It is well- known that options are like double-edged swords. If you use them well, they will earn much higher profits than your investments in stocks. If you are clueless about how to use them, you lose your money and a margin call might be in front of you.
What I want to discuss today is how to let the market fight against you instead of you fighting against market.
Be thankful for the options and their liquidity provided by day-to-day market-makers (NYSE:MM).
The option traders try to hedge their risks through delta and gamma. These two terms are first mathematical in nature and second, derivatives of the underlying stock prices. We don't need to discuss them in a quant manner, but what you need to remember is that option traders always hedge their positions.
What does this mean? When they buy some options, they short underlying stocks according to some calculated numbers. When they short options, they long their stocks.
It's clear to see that when short-squeezing happens, option traders find it difficult to do an "exact hedge" and the option prices may simply go in one direction only.
This is what I did last Friday after I received a flash alert to buy SCOK from a subscription.

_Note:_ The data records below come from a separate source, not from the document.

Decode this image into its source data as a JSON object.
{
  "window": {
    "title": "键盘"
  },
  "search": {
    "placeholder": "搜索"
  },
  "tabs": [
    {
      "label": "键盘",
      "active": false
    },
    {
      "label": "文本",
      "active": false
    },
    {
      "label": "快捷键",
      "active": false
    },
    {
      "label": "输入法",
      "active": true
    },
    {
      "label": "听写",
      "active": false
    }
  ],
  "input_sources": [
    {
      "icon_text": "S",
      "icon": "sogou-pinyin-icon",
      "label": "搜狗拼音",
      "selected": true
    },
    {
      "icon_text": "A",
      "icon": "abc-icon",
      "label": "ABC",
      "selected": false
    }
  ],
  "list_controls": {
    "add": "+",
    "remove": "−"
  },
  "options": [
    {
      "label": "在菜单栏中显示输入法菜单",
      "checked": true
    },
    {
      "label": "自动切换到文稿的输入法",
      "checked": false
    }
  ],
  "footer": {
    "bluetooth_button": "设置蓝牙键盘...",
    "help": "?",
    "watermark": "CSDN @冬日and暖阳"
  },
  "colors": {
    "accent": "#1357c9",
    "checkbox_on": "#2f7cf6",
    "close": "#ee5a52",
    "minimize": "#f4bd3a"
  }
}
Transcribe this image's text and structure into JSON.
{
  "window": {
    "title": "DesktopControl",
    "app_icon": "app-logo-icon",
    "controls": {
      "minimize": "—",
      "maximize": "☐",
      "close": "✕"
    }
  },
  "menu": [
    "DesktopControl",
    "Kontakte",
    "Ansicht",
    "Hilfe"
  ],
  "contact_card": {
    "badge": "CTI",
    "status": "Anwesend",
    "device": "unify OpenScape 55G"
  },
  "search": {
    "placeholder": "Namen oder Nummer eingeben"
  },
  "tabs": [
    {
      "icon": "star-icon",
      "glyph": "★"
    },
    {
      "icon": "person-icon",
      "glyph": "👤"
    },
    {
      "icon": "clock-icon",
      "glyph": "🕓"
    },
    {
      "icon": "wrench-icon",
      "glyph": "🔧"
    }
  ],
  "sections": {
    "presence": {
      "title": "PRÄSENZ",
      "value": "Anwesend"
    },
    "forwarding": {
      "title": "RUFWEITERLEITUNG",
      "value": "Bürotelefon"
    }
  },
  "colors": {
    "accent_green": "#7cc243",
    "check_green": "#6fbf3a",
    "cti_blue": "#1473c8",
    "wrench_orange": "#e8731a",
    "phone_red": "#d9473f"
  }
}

SinoCoking Coal & Coke Chemical Industries, Inc. (SCOK) produces and markets coal products, including coke, raw and washed coal and chemical byproducts in the People's Republic of China.
This company was oversold in the middle of August, 2010 and people overreacted to the bad news.
 After carefully examining the fundamentals and speaking with some analysts, I am ready to enter with a catalyst. Ten minutes before the market closed on August 20th,2010,  I received a flash alert urging people to buy SCOK, and that really drove the price up by 10% during the last five minutes. To profit from this rally and limit my risks, I sold some 10 Sep 2010 Puts at 1.6$. I begin to sell the options right after rally, as it is rare for the stock to drop below 10. By writing the options, I earn both time decay and value depreciations at the same time. (When you write options, you receive fees upfront and expect to receive all of them when it runs out of money.)
On August 23rd, 2010, I closed all of my Put positions by buying them back at about $1.05$. Because of uncertainties, it is not recommended to hold your option positions for too long. This made me a quick return of more than 30%; compare this to the 15% one can expect when fully invested in stocks.
Other successful examples are selling 9 Aug 2010 Puts for RINO and 10 Aug 2010 Puts for CAGC. Both of these are companies with good fundamentals that I like very much. Their values are hard to beat below those levels.

Small-cap companies' stocks are very volatile, so their OTM options may always bear more premiums compared to their large-cap peers. (Option theory tells us that this is called volatility smile, but that is beyond the scope of our current discussion.) Because of this, selling deep OTM options for companies with good fundamentals is an effective way to earn high yields each month.

Disclosure: Long RINO CAGC